▶ How to complete this task:
Report each line of the records below that uses the word "time".

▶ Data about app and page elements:
________________

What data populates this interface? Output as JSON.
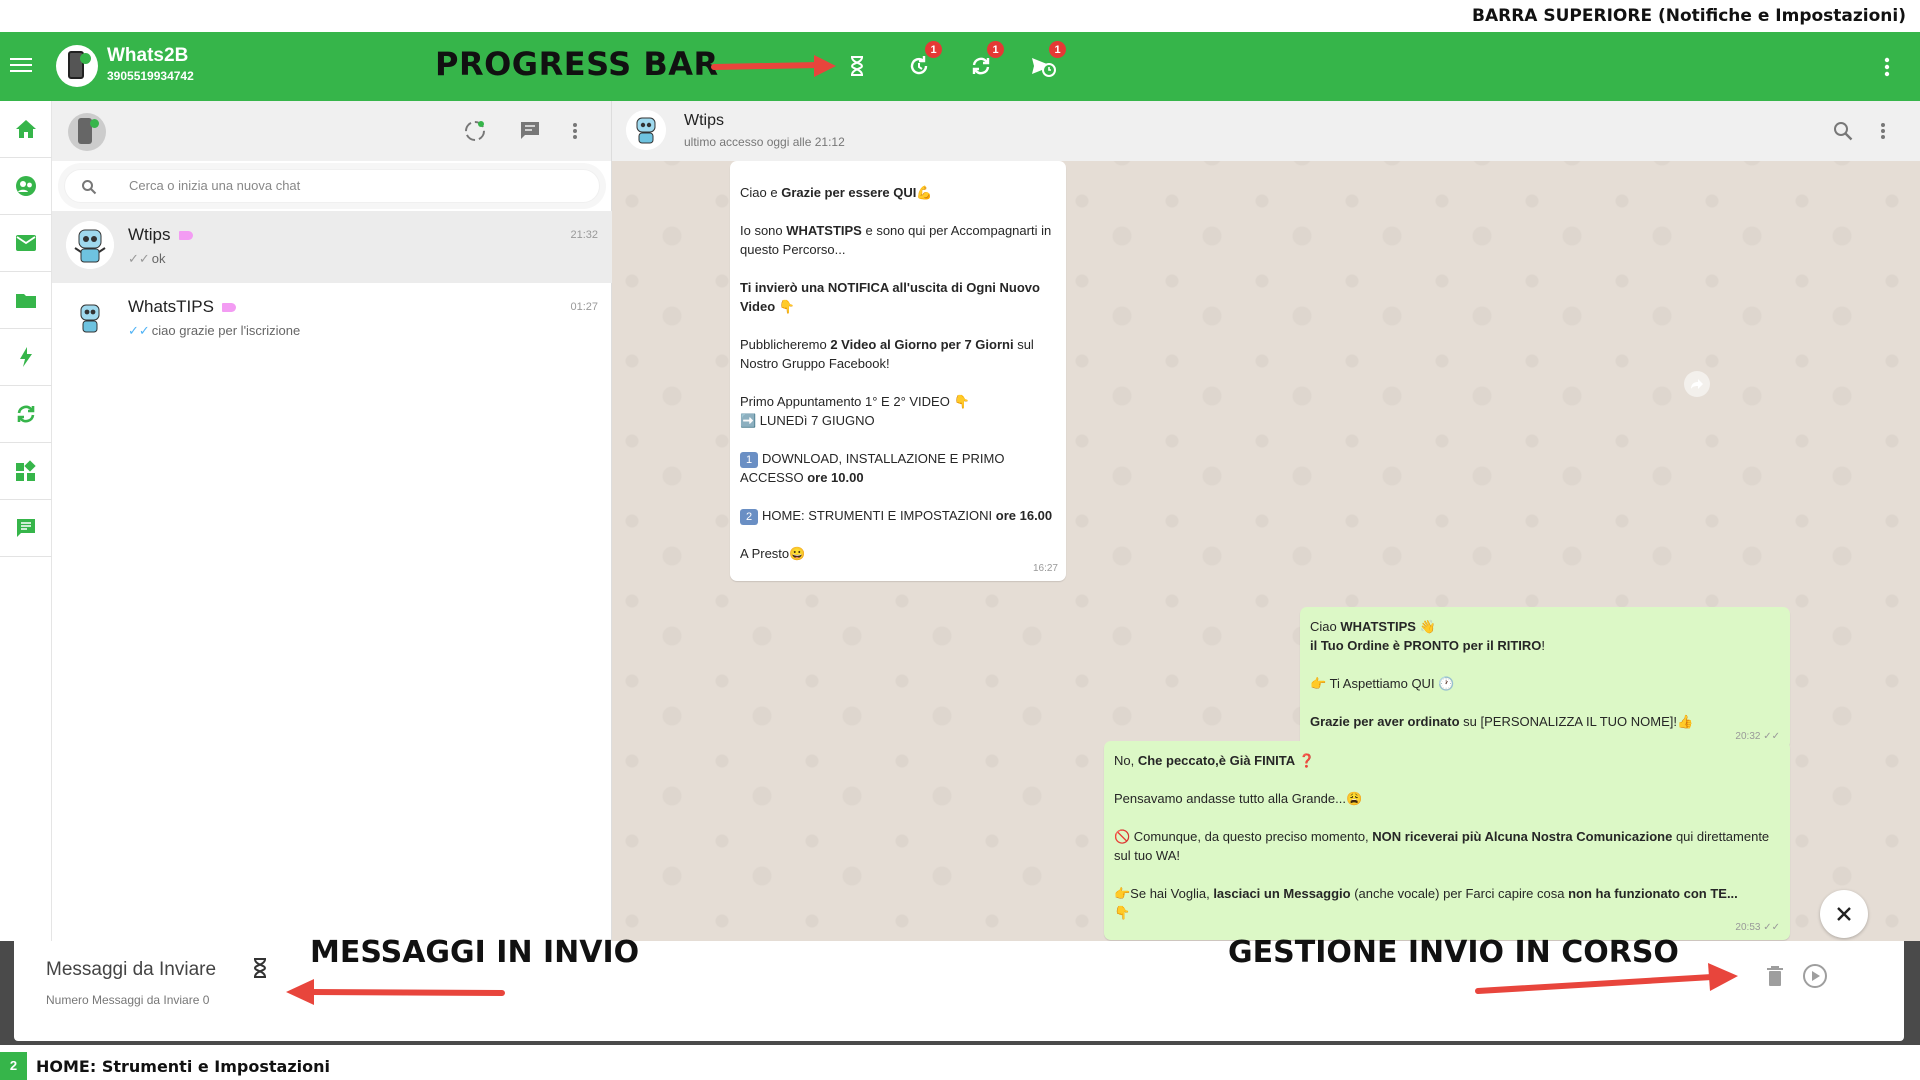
{
  "top_caption": "BARRA SUPERIORE (Notifiche e Impostazioni)",
  "appbar": {
    "app_name": "Whats2B",
    "phone": "3905519934742",
    "progress_label": "PROGRESS BAR",
    "badges": {
      "history": "1",
      "sync": "1",
      "scheduled": "1"
    }
  },
  "sidebar_icons": [
    "home-icon",
    "contacts-icon",
    "mail-icon",
    "folder-icon",
    "bolt-icon",
    "refresh-icon",
    "widgets-icon",
    "feedback-icon"
  ],
  "chatlist": {
    "search_placeholder": "Cerca o inizia una nuova chat",
    "chats": [
      {
        "name": "Wtips",
        "last": "ok",
        "time": "21:32"
      },
      {
        "name": "WhatsTIPS",
        "last": "ciao grazie per l'iscrizione",
        "time": "01:27"
      }
    ]
  },
  "conversation": {
    "contact": "Wtips",
    "last_seen": "ultimo accesso oggi alle 21:12",
    "msg1": {
      "l1a": "Ciao e ",
      "l1b": "Grazie per essere QUI",
      "l1c": "💪",
      "l2a": "Io sono ",
      "l2b": "WHATSTIPS",
      "l2c": " e sono qui per Accompagnarti in questo Percorso...",
      "l3": "Ti invierò una NOTIFICA all'uscita di Ogni Nuovo Video 👇",
      "l4a": "Pubblicheremo ",
      "l4b": "2 Video al Giorno per 7 Giorni",
      "l4c": " sul Nostro Gruppo Facebook!",
      "l5a": "Primo Appuntamento 1° E 2° VIDEO 👇",
      "l5b": "➡️ LUNEDì 7 GIUGNO",
      "l6num": "1",
      "l6a": "DOWNLOAD, INSTALLAZIONE E PRIMO ACCESSO ",
      "l6b": "ore 10.00",
      "l7num": "2",
      "l7a": "HOME: STRUMENTI E IMPOSTAZIONI ",
      "l7b": "ore 16.00",
      "l8": "A Presto😀",
      "time": "16:27"
    },
    "msg2": {
      "l1a": "Ciao ",
      "l1b": "WHATSTIPS",
      "l1c": " 👋",
      "l1d": "il Tuo Ordine è PRONTO per il RITIRO",
      "l1e": "!",
      "l2": "👉 Ti Aspettiamo QUI 🕐",
      "l3a": "Grazie per aver ordinato",
      "l3b": " su [PERSONALIZZA IL TUO NOME]!👍",
      "time": "20:32"
    },
    "msg3": {
      "l1a": "No, ",
      "l1b": "Che peccato,è Già FINITA",
      "l1c": " ❓",
      "l2": "Pensavamo andasse tutto alla Grande...😩",
      "l3a": "🚫 Comunque, da questo preciso momento, ",
      "l3b": "NON riceverai più Alcuna Nostra Comunicazione",
      "l3c": " qui direttamente sul tuo WA!",
      "l4a": "👉Se hai Voglia, ",
      "l4b": "lasciaci un Messaggio",
      "l4c": " (anche vocale) per Farci capire cosa ",
      "l4d": "non ha funzionato con TE...",
      "l4e": "👇",
      "time": "20:53"
    }
  },
  "sendpanel": {
    "title": "Messaggi da Inviare",
    "subtitle": "Numero Messaggi da Inviare 0",
    "label_left": "MESSAGGI IN INVIO",
    "label_right": "GESTIONE INVIO IN CORSO"
  },
  "footer": {
    "num": "2",
    "text": "HOME: Strumenti e Impostazioni"
  },
  "colors": {
    "accent_green": "#36b54a",
    "arrow_red": "#e8453c",
    "bubble_out": "#dcf8c6",
    "badge_red": "#e53935"
  }
}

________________

▶ Response to the task:
        "time": "21:32"
        "time": "01:27"
      "time": "16:27"
      "time": "20:32"
      "time": "20:53"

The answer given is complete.